While many revivals were located within topographically indistinct clearings or ordinary groves, the landscape became, in effect, a holy ground due to its function as a setting for worship. Some of the earliest camp meetings had a forest setting, where man, devoid of material possessions, could be one with God and nature in a “sacred grove.” Trees provided shade, privacy, fuel, and building material. At night, these forest settings, lit by firelight, were both mysterious and awe-inspiring, creating a sense of otherworldliness. Isolation was an important factor in selecting a camp meeting site because it offered an environment free from disruptions, a place apart from worldly temptations. Wesleyan Grove, founded on the island of Martha’s Vineyard in 1836, was located in a grove of oaks close to Nantucket Sound on a gentle northwest-facing slope that faced away from the water “in an introspective fashion.”

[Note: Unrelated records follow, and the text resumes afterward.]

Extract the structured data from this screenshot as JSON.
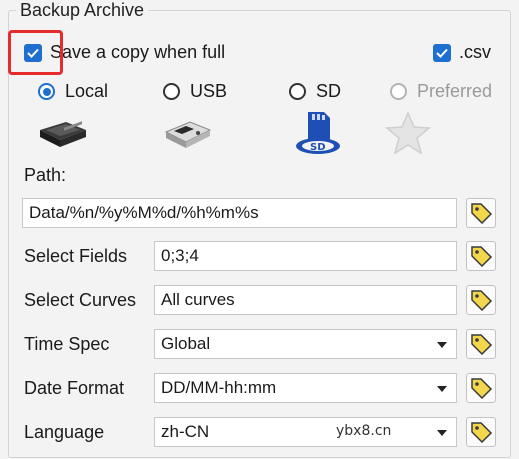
{
  "group_title": "Backup Archive",
  "save_copy": {
    "label": "Save a copy when full",
    "checked": true
  },
  "csv": {
    "label": ".csv",
    "checked": true
  },
  "storage_options": [
    {
      "label": "Local",
      "selected": true,
      "enabled": true,
      "icon": "hard-drive-icon"
    },
    {
      "label": "USB",
      "selected": false,
      "enabled": true,
      "icon": "usb-drive-icon"
    },
    {
      "label": "SD",
      "selected": false,
      "enabled": true,
      "icon": "sd-card-icon"
    },
    {
      "label": "Preferred",
      "selected": false,
      "enabled": false,
      "icon": "star-icon"
    }
  ],
  "path": {
    "label": "Path:",
    "value": "Data/%n/%y%M%d/%h%m%s"
  },
  "select_fields": {
    "label": "Select Fields",
    "value": "0;3;4"
  },
  "select_curves": {
    "label": "Select Curves",
    "value": "All curves"
  },
  "time_spec": {
    "label": "Time Spec",
    "value": "Global"
  },
  "date_format": {
    "label": "Date Format",
    "value": "DD/MM-hh:mm"
  },
  "language": {
    "label": "Language",
    "value": "zh-CN"
  },
  "watermark": "ybx8.cn",
  "colors": {
    "accent": "#1f6fd1",
    "highlight": "#e52b2b",
    "tag": "#f2d64b"
  }
}
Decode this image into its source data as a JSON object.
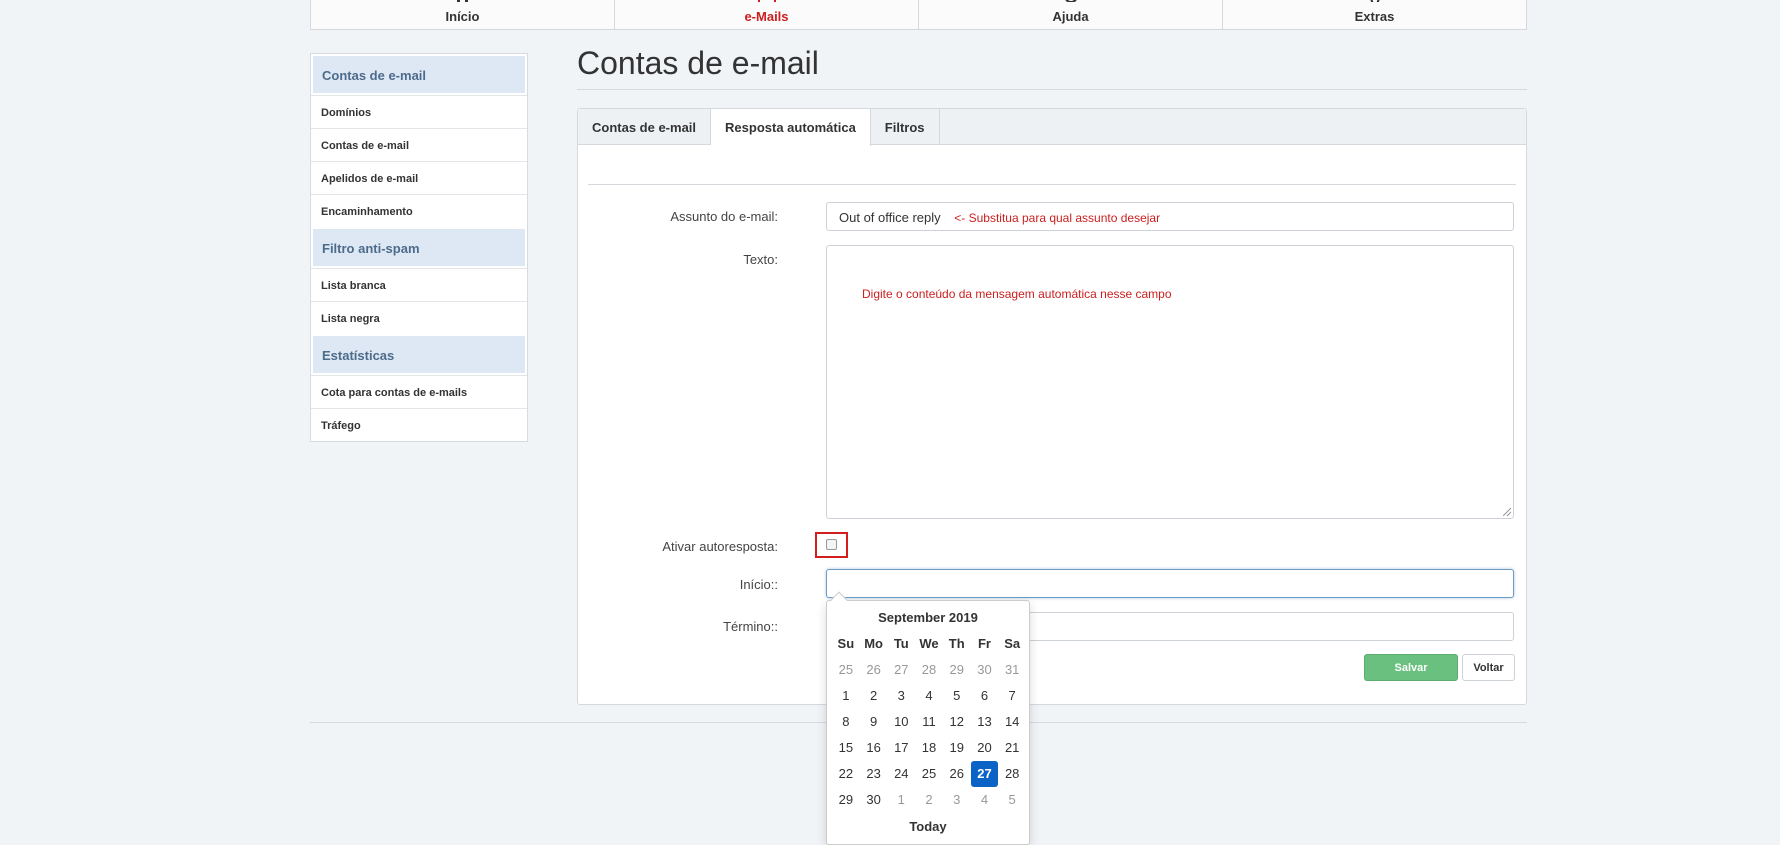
{
  "nav": [
    {
      "label": "Início",
      "icon": "home-icon",
      "active": false
    },
    {
      "label": "e-Mails",
      "icon": "mail-icon",
      "active": true
    },
    {
      "label": "Ajuda",
      "icon": "help-icon",
      "active": false
    },
    {
      "label": "Extras",
      "icon": "extras-icon",
      "active": false
    }
  ],
  "sidebar": {
    "sections": [
      {
        "header": "Contas de e-mail",
        "items": [
          "Domínios",
          "Contas de e-mail",
          "Apelidos de e-mail",
          "Encaminhamento"
        ]
      },
      {
        "header": "Filtro anti-spam",
        "items": [
          "Lista branca",
          "Lista negra"
        ]
      },
      {
        "header": "Estatísticas",
        "items": [
          "Cota para contas de e-mails",
          "Tráfego"
        ]
      }
    ]
  },
  "page_title": "Contas de e-mail",
  "tabs": [
    {
      "label": "Contas de e-mail",
      "active": false
    },
    {
      "label": "Resposta automática",
      "active": true
    },
    {
      "label": "Filtros",
      "active": false
    }
  ],
  "form": {
    "subject_label": "Assunto do e-mail:",
    "subject_value": "Out of office reply",
    "subject_note": "<- Substitua para qual assunto desejar",
    "text_label": "Texto:",
    "text_note": "Digite o conteúdo da mensagem automática nesse campo",
    "activate_label": "Ativar autoresposta:",
    "activate_checked": false,
    "start_label": "Início::",
    "start_value": "",
    "end_label": "Término::",
    "end_value": "",
    "save_label": "Salvar",
    "back_label": "Voltar"
  },
  "colors": {
    "accent_red": "#cc1f1f",
    "save_green": "#6ac07f",
    "selected_blue": "#0b63c6",
    "sidebar_header_bg": "#dde8f4"
  },
  "datepicker": {
    "title": "September 2019",
    "weekdays": [
      "Su",
      "Mo",
      "Tu",
      "We",
      "Th",
      "Fr",
      "Sa"
    ],
    "weeks": [
      [
        {
          "d": "25",
          "m": true
        },
        {
          "d": "26",
          "m": true
        },
        {
          "d": "27",
          "m": true
        },
        {
          "d": "28",
          "m": true
        },
        {
          "d": "29",
          "m": true
        },
        {
          "d": "30",
          "m": true
        },
        {
          "d": "31",
          "m": true
        }
      ],
      [
        {
          "d": "1"
        },
        {
          "d": "2"
        },
        {
          "d": "3"
        },
        {
          "d": "4"
        },
        {
          "d": "5"
        },
        {
          "d": "6"
        },
        {
          "d": "7"
        }
      ],
      [
        {
          "d": "8"
        },
        {
          "d": "9"
        },
        {
          "d": "10"
        },
        {
          "d": "11"
        },
        {
          "d": "12"
        },
        {
          "d": "13"
        },
        {
          "d": "14"
        }
      ],
      [
        {
          "d": "15"
        },
        {
          "d": "16"
        },
        {
          "d": "17"
        },
        {
          "d": "18"
        },
        {
          "d": "19"
        },
        {
          "d": "20"
        },
        {
          "d": "21"
        }
      ],
      [
        {
          "d": "22"
        },
        {
          "d": "23"
        },
        {
          "d": "24"
        },
        {
          "d": "25"
        },
        {
          "d": "26"
        },
        {
          "d": "27",
          "sel": true
        },
        {
          "d": "28"
        }
      ],
      [
        {
          "d": "29"
        },
        {
          "d": "30"
        },
        {
          "d": "1",
          "m": true
        },
        {
          "d": "2",
          "m": true
        },
        {
          "d": "3",
          "m": true
        },
        {
          "d": "4",
          "m": true
        },
        {
          "d": "5",
          "m": true
        }
      ]
    ],
    "today_label": "Today"
  }
}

By midcentury, other factors in selecting a camp meeting site held greater weight than isolation. Selection criteria grew to include a bountiful supply of good water, adequate pasturage, a tree canopy for shade and shelter from the wind, easy access from principal thoroughfares, and a level topography, among other considerations.
The physical arrangements of the earliest camp meetings were not planned. In his book, A Short History of the Methodists in the United States of America, published in 1810, historian Jesse Lee describes a campground arranged in the shape of an “oblong square.” At the center of the camp in a clearing was the assembly area with a preacher’s stand (pulpit) or sometimes two – one at either end of the assembly space. In its simplest form, the preacher’s stand was a raised, wooden platform, although covered variants were common. Benches within the assembly area, if present, were often hand-hewn and backless, arranged in rows, sometimes with a central aisle. Canvas tents or wood “board tents” were set up around the clearing in various configurations.
Three plans were widely used for early nineteenth-century frontier revivals – rectangular, circular, and open horseshoe. The spatial configuration of most campgrounds was the work of anonymous builders and planners. As historian Ellen Weiss has documented, the radial concentric plan at Wesleyan Grove is of particular interest because this plan type was little used in the United States. Its derivative, the wheel plan, however, was featured at a number of campsites across the United States by the 1870s. Campsites arranged in a wheel plan featured a central gathering space and radiating paths or streets arranged like spokes around a hub.
During the initial period of Washington Grove’s development, the spiritual and cultural focus of the Methodist camp was the preacher’s stand and its surrounding assembly area, which were located on a high point within the landscape. A sketch map of Washington Grove created in 1873, the year of the first camp meeting, reveals that the assembly area was originally a square clearing in the woods, and the canvas tents that provided the earliest form of shelter were arranged around it in a grid. This arrangement was soon replaced with a wheel plan, featuring radial paths that met at a circular assembly area, which came to be known as the “Sacred Circle,” or simply the Circle.